Department of Paediatrics, Ebonyi State University, Abakaliki, Nigeria

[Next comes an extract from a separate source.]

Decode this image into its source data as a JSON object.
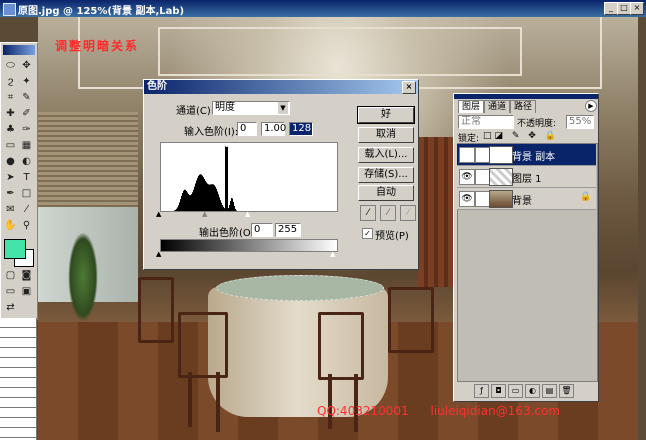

In Nigeria, the government is implementing the Free Maternal and Child Health Care Programme (FMCHCP). The policy is premised on the notion that financial barriers are one of the most important constraints to equitable access and use of skilled maternal and child healthcare. In Ebonyi State, Southeastern Nigeria the FMCHCP is experiencing implementation challenges including: inadequate human resource for health, inadequate funding, out of stock syndrome, inadequate infrastructure, and poor staff remuneration. Furthermore, there is less emphasis on community involvement in the programme implementation. In this policy brief, we recommend policy options that emphasize the implementation of community-based participatory interventions to strengthen the government’s FMCHCP as follows: Option 1: Training community women on prenatal care, life-saving skills in case of emergency, reproductive health, care of the newborn and family planning. Option 2: Sensitizing the community women towards behavioural change, to understand what quality services that respond to their needs are but also to seek and demand for such. Option 3: Implementation packages that provide technical skills to women of childbearing age as well as mothers’ groups, and traditional birth attendants for better home-based maternal and child healthcare. The effectiveness of this approach has been demonstrated in a number of community-based participatory interventions, building on the idea that if community members take part in decision-making and bring local knowledge, experiences and problems to the fore, they are more likely to own and sustain solutions to improve their communities’ health.